AM: Are there foods, sprays, ointments etc that can assist in reducing stress?
DR. HH: I think the goal here is to minimize overstimulation and maximize the recharge elements of what we use. For example, there's seven core foods that can be stressful to the system.
There are sensitivities or inflammatory reactions to these core foods which include gluten, soy, corn, dairy, sugar, artificial sweeteners and peanuts. It's not to say that any of these foods are bad, it's just that a lot of people have an inflammatory reaction to them. And so it's helpful to eliminate those from the diet for a short period of time and then introduce them back one at a time to really look at what might be inflammatory or stressful to you.
Similarly with sprays and ointments, there's a lot of different things that can be helpful. I think breathing in essential oils or even putting them on the skin can be really beneficial. But the primary goal is what helps each individual feel like they're being nourished, whether that be getting a massage and taking a bubble bath, playing sports or going for a run or spending time with family and friends. There's so many different elements that can help to recharge and destress depending on the individual.
AM: Does stress affect men and women differently?
DR. HH: Stress definitely affects men and women differently. The primary differerence is that while the “fight or flight” adrenaline-based reaction is more common with a male brain's stress pattern, there's something called “tend and befriend” which is more associated with a female brain pattern. This means that women typically seek support and want to nurture in times of stress, instead of leading with a more aggressive reaction.

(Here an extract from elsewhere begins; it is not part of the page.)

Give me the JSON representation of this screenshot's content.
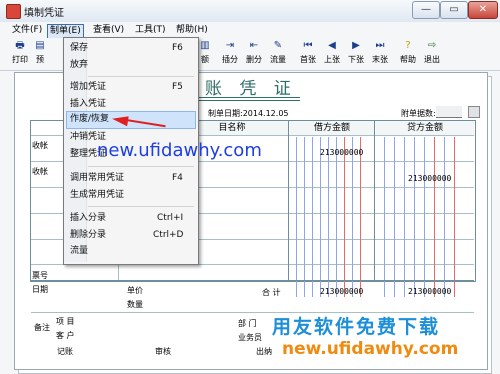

AM: Why did you partner with REEF and what synergies exist between you and this brand?
DR. HH: When I connected with REEF, we wanted to explore the idea that being at the beach was good for your health. The brand saw that a stress epidemic was happening and wanted to see if there was a way to really educate people on the negative impact of stress and using the beach to optimize mental and emotional health. There was so much synergy because the beach has been my happy place for a long time, and I wanted to educate people by giving them fun, flexible tools that they can implement into their daily routine. Honestly, most people know what they should be doing but there there's this huge gap that exists between what we know and what we do! So when you give people a practical tool like a sandal or flip flop or an essential oil or a visualization of being at the beach, it really helps with engagement.
REEF’s whole mantra is “Beach Freely” – based on the idea that everybody fits in at the beach, and the beach lifestyle is something that we can all incorporate into our day. I think this is a great platform to help people with their mental and emotional health.
AM: Where can we find more information from you about stress, finding appropriate tools etc. to maintain this in a productive way?
DR. HH: For more information people can visit my website – https://heidihanna.com. There they can find a lot of highly customizable content – a free stress 360 survey, recharge tool kit and online course. I also have a professional training program people can enter into if they want to use it in their personal practice or even within an organization. I'm always looking for more champions to really help get this message out, because I can tell you at the core of all of our issues is this stress epidemic. And it's not about eliminating stress. It's about building consistent, effective and efficient recharge strategies into our daily lives.